Precariously to one side. What use were

These memories to him now? The fiend

Was at his back, and he, hardly a saint.

One Stroke After Another (Written October 26)

One Stroke After Another

 

Every gesture, however ill-advised

And ill-conceived, brought to life

Something that had not till then existed.

 

Everything lived in the moment,

Or not at all. Whatever resisted

This movement through time and space

 

He brushed aside, like flakes

Of dried paint, in the race

To completion. One stroke

 

Brought forth another stroke,

And so on, until he woke

From his trance, as surprised

 

As anyone at what he had done.

It was not the finished canvas he prized,

But the way the brush cut like a knife.

The Wild Wood (Written October 25)

The Wild Wood

 

Into the wild wood, where there are

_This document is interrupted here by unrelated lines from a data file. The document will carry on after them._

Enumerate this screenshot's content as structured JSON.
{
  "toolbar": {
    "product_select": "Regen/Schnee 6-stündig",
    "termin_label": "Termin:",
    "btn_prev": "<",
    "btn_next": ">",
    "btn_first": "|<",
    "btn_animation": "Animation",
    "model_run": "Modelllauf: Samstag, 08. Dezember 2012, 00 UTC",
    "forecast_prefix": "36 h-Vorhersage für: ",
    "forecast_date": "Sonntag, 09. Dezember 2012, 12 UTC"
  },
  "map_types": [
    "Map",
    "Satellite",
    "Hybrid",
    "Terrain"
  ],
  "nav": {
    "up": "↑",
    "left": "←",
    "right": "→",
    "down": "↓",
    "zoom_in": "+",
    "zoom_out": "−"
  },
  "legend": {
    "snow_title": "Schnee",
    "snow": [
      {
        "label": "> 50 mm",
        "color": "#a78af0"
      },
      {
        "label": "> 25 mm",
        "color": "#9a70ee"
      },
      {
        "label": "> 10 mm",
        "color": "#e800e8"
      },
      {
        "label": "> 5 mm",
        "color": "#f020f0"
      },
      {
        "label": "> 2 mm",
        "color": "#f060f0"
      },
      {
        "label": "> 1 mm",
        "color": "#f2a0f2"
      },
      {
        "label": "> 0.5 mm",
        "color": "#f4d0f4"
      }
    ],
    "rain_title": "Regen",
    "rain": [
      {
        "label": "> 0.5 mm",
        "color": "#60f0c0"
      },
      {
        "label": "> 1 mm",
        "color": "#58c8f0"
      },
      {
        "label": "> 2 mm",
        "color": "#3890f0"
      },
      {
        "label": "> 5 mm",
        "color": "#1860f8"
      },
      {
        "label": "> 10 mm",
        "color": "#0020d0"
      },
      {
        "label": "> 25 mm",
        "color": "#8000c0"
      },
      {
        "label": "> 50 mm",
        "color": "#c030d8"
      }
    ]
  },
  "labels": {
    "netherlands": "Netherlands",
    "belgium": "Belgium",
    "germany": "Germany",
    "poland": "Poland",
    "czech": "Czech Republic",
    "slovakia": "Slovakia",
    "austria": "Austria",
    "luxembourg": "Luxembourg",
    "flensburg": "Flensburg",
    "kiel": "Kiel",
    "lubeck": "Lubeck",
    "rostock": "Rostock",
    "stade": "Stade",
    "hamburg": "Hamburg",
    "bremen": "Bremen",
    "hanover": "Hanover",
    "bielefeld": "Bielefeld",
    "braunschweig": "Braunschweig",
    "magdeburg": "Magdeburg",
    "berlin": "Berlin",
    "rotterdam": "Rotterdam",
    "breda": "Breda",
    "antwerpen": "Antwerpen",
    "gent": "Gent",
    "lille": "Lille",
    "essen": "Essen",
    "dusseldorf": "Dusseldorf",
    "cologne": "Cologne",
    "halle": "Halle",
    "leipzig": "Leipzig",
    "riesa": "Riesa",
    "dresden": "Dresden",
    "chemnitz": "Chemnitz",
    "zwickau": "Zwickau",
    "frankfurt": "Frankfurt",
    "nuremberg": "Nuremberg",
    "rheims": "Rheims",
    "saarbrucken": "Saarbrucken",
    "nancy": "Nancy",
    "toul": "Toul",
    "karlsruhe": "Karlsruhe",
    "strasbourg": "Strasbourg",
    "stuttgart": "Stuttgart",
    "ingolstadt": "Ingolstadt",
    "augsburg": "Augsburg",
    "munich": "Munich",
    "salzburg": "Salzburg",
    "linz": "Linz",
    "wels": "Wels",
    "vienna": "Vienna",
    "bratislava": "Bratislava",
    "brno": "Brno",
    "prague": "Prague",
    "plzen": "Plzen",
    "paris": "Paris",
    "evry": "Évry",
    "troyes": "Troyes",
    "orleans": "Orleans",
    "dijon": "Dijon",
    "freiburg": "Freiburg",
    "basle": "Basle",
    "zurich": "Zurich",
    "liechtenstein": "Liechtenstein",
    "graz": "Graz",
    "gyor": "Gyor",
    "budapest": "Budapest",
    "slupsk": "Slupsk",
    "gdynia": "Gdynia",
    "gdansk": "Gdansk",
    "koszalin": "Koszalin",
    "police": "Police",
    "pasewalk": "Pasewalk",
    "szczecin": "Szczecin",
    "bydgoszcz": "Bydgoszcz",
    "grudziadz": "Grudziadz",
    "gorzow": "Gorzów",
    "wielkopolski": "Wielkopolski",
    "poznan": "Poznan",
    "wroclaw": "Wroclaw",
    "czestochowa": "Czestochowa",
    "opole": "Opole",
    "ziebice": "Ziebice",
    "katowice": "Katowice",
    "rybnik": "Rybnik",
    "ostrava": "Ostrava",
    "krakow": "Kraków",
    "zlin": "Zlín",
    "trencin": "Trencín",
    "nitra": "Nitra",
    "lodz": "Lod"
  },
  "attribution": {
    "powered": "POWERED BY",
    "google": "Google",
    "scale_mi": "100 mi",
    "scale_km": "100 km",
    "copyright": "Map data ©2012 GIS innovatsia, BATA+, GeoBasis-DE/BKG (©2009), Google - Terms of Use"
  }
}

No plates and no stitching. No tears

And no bitching. Only the wind

 

In the leaves. The chickadees chirping.

Nothing to claim, nothing to rescind.

The trace of an airplane high above

 

In the blue sky. No entrances

And no exits. The push and shove

Of the crows on the branch of a tree.

 

The rust-colored mushroom in the green

Tuft of moss. Everything fresh, everything free.

The tamarack by the side of a creek.

 

Squirrels fretting, owls hooting, deer

Turning. A carpet of pine needles.

The sun through the clouds. No fears.